SUPPLIED DATA section start

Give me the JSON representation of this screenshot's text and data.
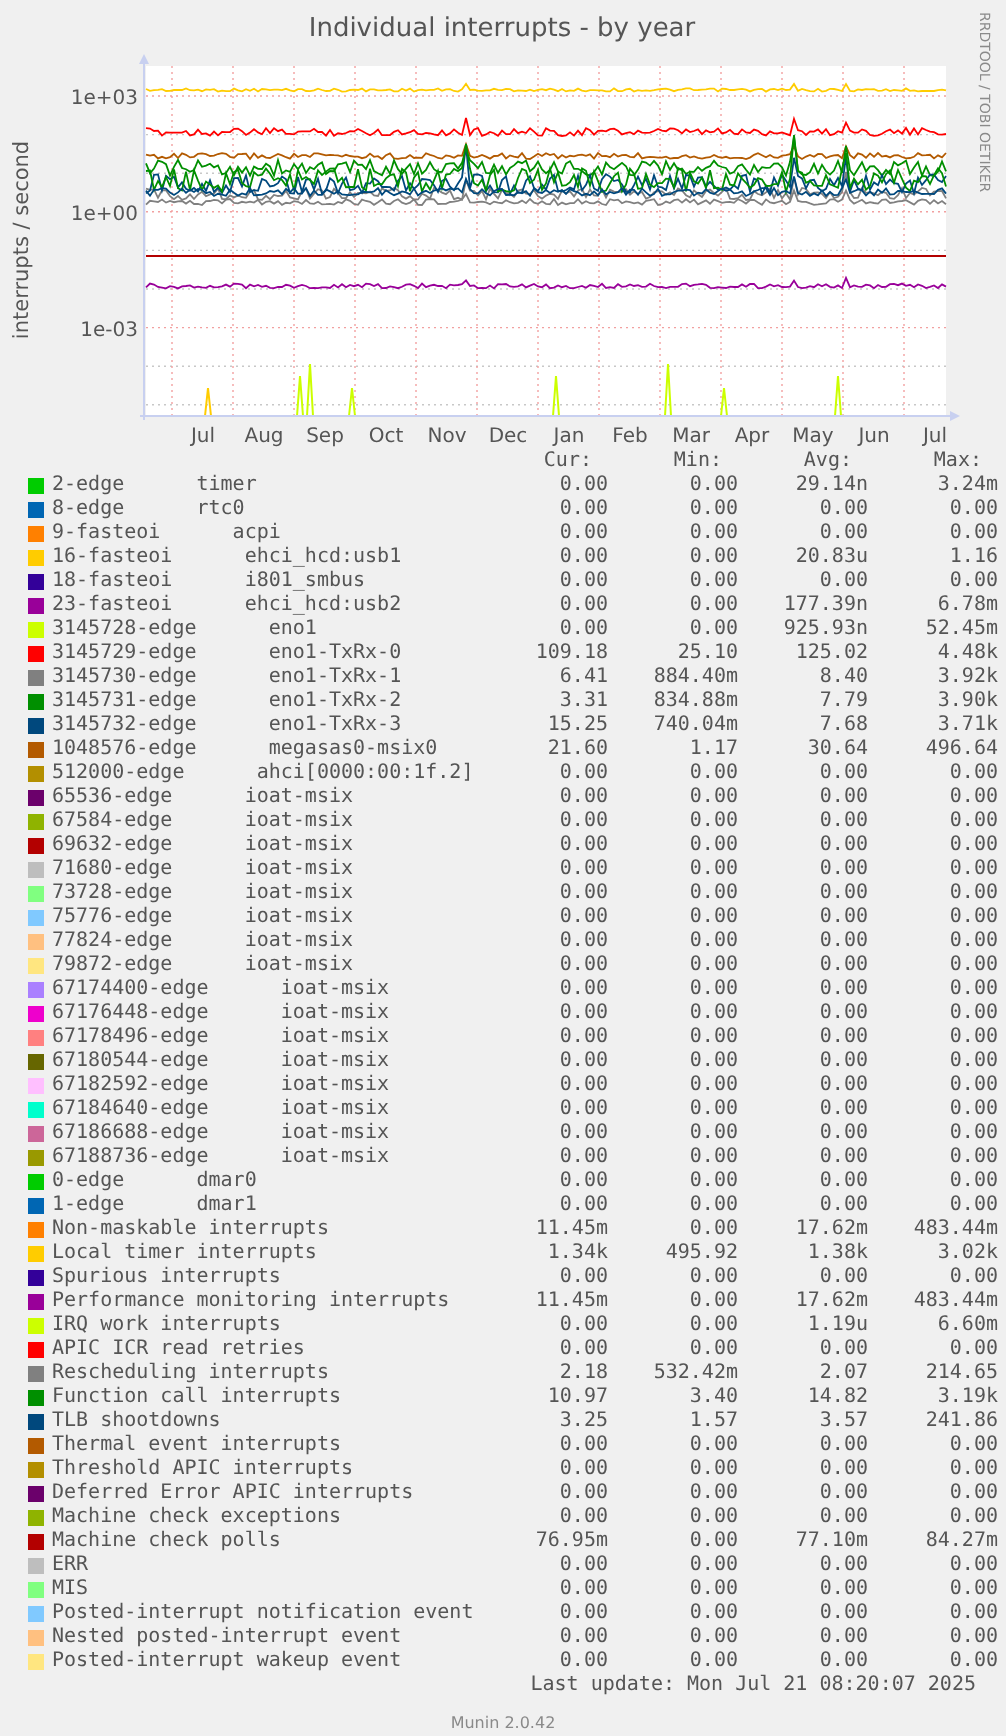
{
  "chart": {
    "title": "Individual interrupts - by year",
    "ylabel": "interrupts / second",
    "yticks": [
      "1e+03",
      "1e+00",
      "1e-03"
    ],
    "months": [
      "Jul",
      "Aug",
      "Sep",
      "Oct",
      "Nov",
      "Dec",
      "Jan",
      "Feb",
      "Mar",
      "Apr",
      "May",
      "Jun",
      "Jul"
    ],
    "credit": "RRDTOOL / TOBI OETIKER"
  },
  "legend": {
    "columns": [
      "Cur:",
      "Min:",
      "Avg:",
      "Max:"
    ],
    "rows": [
      {
        "name": "2-edge",
        "device": "timer",
        "color": "#00cc00",
        "cur": "0.00",
        "min": "0.00",
        "avg": "29.14n",
        "max": "3.24m"
      },
      {
        "name": "8-edge",
        "device": "rtc0",
        "color": "#0066b3",
        "cur": "0.00",
        "min": "0.00",
        "avg": "0.00",
        "max": "0.00"
      },
      {
        "name": "9-fasteoi",
        "device": "acpi",
        "color": "#ff8000",
        "cur": "0.00",
        "min": "0.00",
        "avg": "0.00",
        "max": "0.00"
      },
      {
        "name": "16-fasteoi",
        "device": "ehci_hcd:usb1",
        "color": "#ffcc00",
        "cur": "0.00",
        "min": "0.00",
        "avg": "20.83u",
        "max": "1.16"
      },
      {
        "name": "18-fasteoi",
        "device": "i801_smbus",
        "color": "#330099",
        "cur": "0.00",
        "min": "0.00",
        "avg": "0.00",
        "max": "0.00"
      },
      {
        "name": "23-fasteoi",
        "device": "ehci_hcd:usb2",
        "color": "#990099",
        "cur": "0.00",
        "min": "0.00",
        "avg": "177.39n",
        "max": "6.78m"
      },
      {
        "name": "3145728-edge",
        "device": "eno1",
        "color": "#ccff00",
        "cur": "0.00",
        "min": "0.00",
        "avg": "925.93n",
        "max": "52.45m"
      },
      {
        "name": "3145729-edge",
        "device": "eno1-TxRx-0",
        "color": "#ff0000",
        "cur": "109.18",
        "min": "25.10",
        "avg": "125.02",
        "max": "4.48k"
      },
      {
        "name": "3145730-edge",
        "device": "eno1-TxRx-1",
        "color": "#808080",
        "cur": "6.41",
        "min": "884.40m",
        "avg": "8.40",
        "max": "3.92k"
      },
      {
        "name": "3145731-edge",
        "device": "eno1-TxRx-2",
        "color": "#008f00",
        "cur": "3.31",
        "min": "834.88m",
        "avg": "7.79",
        "max": "3.90k"
      },
      {
        "name": "3145732-edge",
        "device": "eno1-TxRx-3",
        "color": "#00487d",
        "cur": "15.25",
        "min": "740.04m",
        "avg": "7.68",
        "max": "3.71k"
      },
      {
        "name": "1048576-edge",
        "device": "megasas0-msix0",
        "color": "#b35a00",
        "cur": "21.60",
        "min": "1.17",
        "avg": "30.64",
        "max": "496.64"
      },
      {
        "name": "512000-edge",
        "device": "ahci[0000:00:1f.2]",
        "color": "#b38f00",
        "cur": "0.00",
        "min": "0.00",
        "avg": "0.00",
        "max": "0.00"
      },
      {
        "name": "65536-edge",
        "device": "ioat-msix",
        "color": "#6b006b",
        "cur": "0.00",
        "min": "0.00",
        "avg": "0.00",
        "max": "0.00"
      },
      {
        "name": "67584-edge",
        "device": "ioat-msix",
        "color": "#8fb300",
        "cur": "0.00",
        "min": "0.00",
        "avg": "0.00",
        "max": "0.00"
      },
      {
        "name": "69632-edge",
        "device": "ioat-msix",
        "color": "#b30000",
        "cur": "0.00",
        "min": "0.00",
        "avg": "0.00",
        "max": "0.00"
      },
      {
        "name": "71680-edge",
        "device": "ioat-msix",
        "color": "#bebebe",
        "cur": "0.00",
        "min": "0.00",
        "avg": "0.00",
        "max": "0.00"
      },
      {
        "name": "73728-edge",
        "device": "ioat-msix",
        "color": "#80ff80",
        "cur": "0.00",
        "min": "0.00",
        "avg": "0.00",
        "max": "0.00"
      },
      {
        "name": "75776-edge",
        "device": "ioat-msix",
        "color": "#80c9ff",
        "cur": "0.00",
        "min": "0.00",
        "avg": "0.00",
        "max": "0.00"
      },
      {
        "name": "77824-edge",
        "device": "ioat-msix",
        "color": "#ffc080",
        "cur": "0.00",
        "min": "0.00",
        "avg": "0.00",
        "max": "0.00"
      },
      {
        "name": "79872-edge",
        "device": "ioat-msix",
        "color": "#ffe680",
        "cur": "0.00",
        "min": "0.00",
        "avg": "0.00",
        "max": "0.00"
      },
      {
        "name": "67174400-edge",
        "device": "ioat-msix",
        "color": "#aa80ff",
        "cur": "0.00",
        "min": "0.00",
        "avg": "0.00",
        "max": "0.00"
      },
      {
        "name": "67176448-edge",
        "device": "ioat-msix",
        "color": "#ee00cc",
        "cur": "0.00",
        "min": "0.00",
        "avg": "0.00",
        "max": "0.00"
      },
      {
        "name": "67178496-edge",
        "device": "ioat-msix",
        "color": "#ff8080",
        "cur": "0.00",
        "min": "0.00",
        "avg": "0.00",
        "max": "0.00"
      },
      {
        "name": "67180544-edge",
        "device": "ioat-msix",
        "color": "#666600",
        "cur": "0.00",
        "min": "0.00",
        "avg": "0.00",
        "max": "0.00"
      },
      {
        "name": "67182592-edge",
        "device": "ioat-msix",
        "color": "#ffbfff",
        "cur": "0.00",
        "min": "0.00",
        "avg": "0.00",
        "max": "0.00"
      },
      {
        "name": "67184640-edge",
        "device": "ioat-msix",
        "color": "#00ffcc",
        "cur": "0.00",
        "min": "0.00",
        "avg": "0.00",
        "max": "0.00"
      },
      {
        "name": "67186688-edge",
        "device": "ioat-msix",
        "color": "#cc6699",
        "cur": "0.00",
        "min": "0.00",
        "avg": "0.00",
        "max": "0.00"
      },
      {
        "name": "67188736-edge",
        "device": "ioat-msix",
        "color": "#999900",
        "cur": "0.00",
        "min": "0.00",
        "avg": "0.00",
        "max": "0.00"
      },
      {
        "name": "0-edge",
        "device": "dmar0",
        "color": "#00cc00",
        "cur": "0.00",
        "min": "0.00",
        "avg": "0.00",
        "max": "0.00"
      },
      {
        "name": "1-edge",
        "device": "dmar1",
        "color": "#0066b3",
        "cur": "0.00",
        "min": "0.00",
        "avg": "0.00",
        "max": "0.00"
      },
      {
        "name": "Non-maskable interrupts",
        "color": "#ff8000",
        "cur": "11.45m",
        "min": "0.00",
        "avg": "17.62m",
        "max": "483.44m"
      },
      {
        "name": "Local timer interrupts",
        "color": "#ffcc00",
        "cur": "1.34k",
        "min": "495.92",
        "avg": "1.38k",
        "max": "3.02k"
      },
      {
        "name": "Spurious interrupts",
        "color": "#330099",
        "cur": "0.00",
        "min": "0.00",
        "avg": "0.00",
        "max": "0.00"
      },
      {
        "name": "Performance monitoring interrupts",
        "color": "#990099",
        "cur": "11.45m",
        "min": "0.00",
        "avg": "17.62m",
        "max": "483.44m"
      },
      {
        "name": "IRQ work interrupts",
        "color": "#ccff00",
        "cur": "0.00",
        "min": "0.00",
        "avg": "1.19u",
        "max": "6.60m"
      },
      {
        "name": "APIC ICR read retries",
        "color": "#ff0000",
        "cur": "0.00",
        "min": "0.00",
        "avg": "0.00",
        "max": "0.00"
      },
      {
        "name": "Rescheduling interrupts",
        "color": "#808080",
        "cur": "2.18",
        "min": "532.42m",
        "avg": "2.07",
        "max": "214.65"
      },
      {
        "name": "Function call interrupts",
        "color": "#008f00",
        "cur": "10.97",
        "min": "3.40",
        "avg": "14.82",
        "max": "3.19k"
      },
      {
        "name": "TLB shootdowns",
        "color": "#00487d",
        "cur": "3.25",
        "min": "1.57",
        "avg": "3.57",
        "max": "241.86"
      },
      {
        "name": "Thermal event interrupts",
        "color": "#b35a00",
        "cur": "0.00",
        "min": "0.00",
        "avg": "0.00",
        "max": "0.00"
      },
      {
        "name": "Threshold APIC interrupts",
        "color": "#b38f00",
        "cur": "0.00",
        "min": "0.00",
        "avg": "0.00",
        "max": "0.00"
      },
      {
        "name": "Deferred Error APIC interrupts",
        "color": "#6b006b",
        "cur": "0.00",
        "min": "0.00",
        "avg": "0.00",
        "max": "0.00"
      },
      {
        "name": "Machine check exceptions",
        "color": "#8fb300",
        "cur": "0.00",
        "min": "0.00",
        "avg": "0.00",
        "max": "0.00"
      },
      {
        "name": "Machine check polls",
        "color": "#b30000",
        "cur": "76.95m",
        "min": "0.00",
        "avg": "77.10m",
        "max": "84.27m"
      },
      {
        "name": "ERR",
        "color": "#bebebe",
        "cur": "0.00",
        "min": "0.00",
        "avg": "0.00",
        "max": "0.00"
      },
      {
        "name": "MIS",
        "color": "#80ff80",
        "cur": "0.00",
        "min": "0.00",
        "avg": "0.00",
        "max": "0.00"
      },
      {
        "name": "Posted-interrupt notification event",
        "color": "#80c9ff",
        "cur": "0.00",
        "min": "0.00",
        "avg": "0.00",
        "max": "0.00"
      },
      {
        "name": "Nested posted-interrupt event",
        "color": "#ffc080",
        "cur": "0.00",
        "min": "0.00",
        "avg": "0.00",
        "max": "0.00"
      },
      {
        "name": "Posted-interrupt wakeup event",
        "color": "#ffe680",
        "cur": "0.00",
        "min": "0.00",
        "avg": "0.00",
        "max": "0.00"
      }
    ]
  },
  "last_update": "Last update: Mon Jul 21 08:20:07 2025",
  "footer": "Munin 2.0.42"
}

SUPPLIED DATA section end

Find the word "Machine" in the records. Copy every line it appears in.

■ ANSWER:
        "name": "Machine check exceptions",
        "name": "Machine check polls",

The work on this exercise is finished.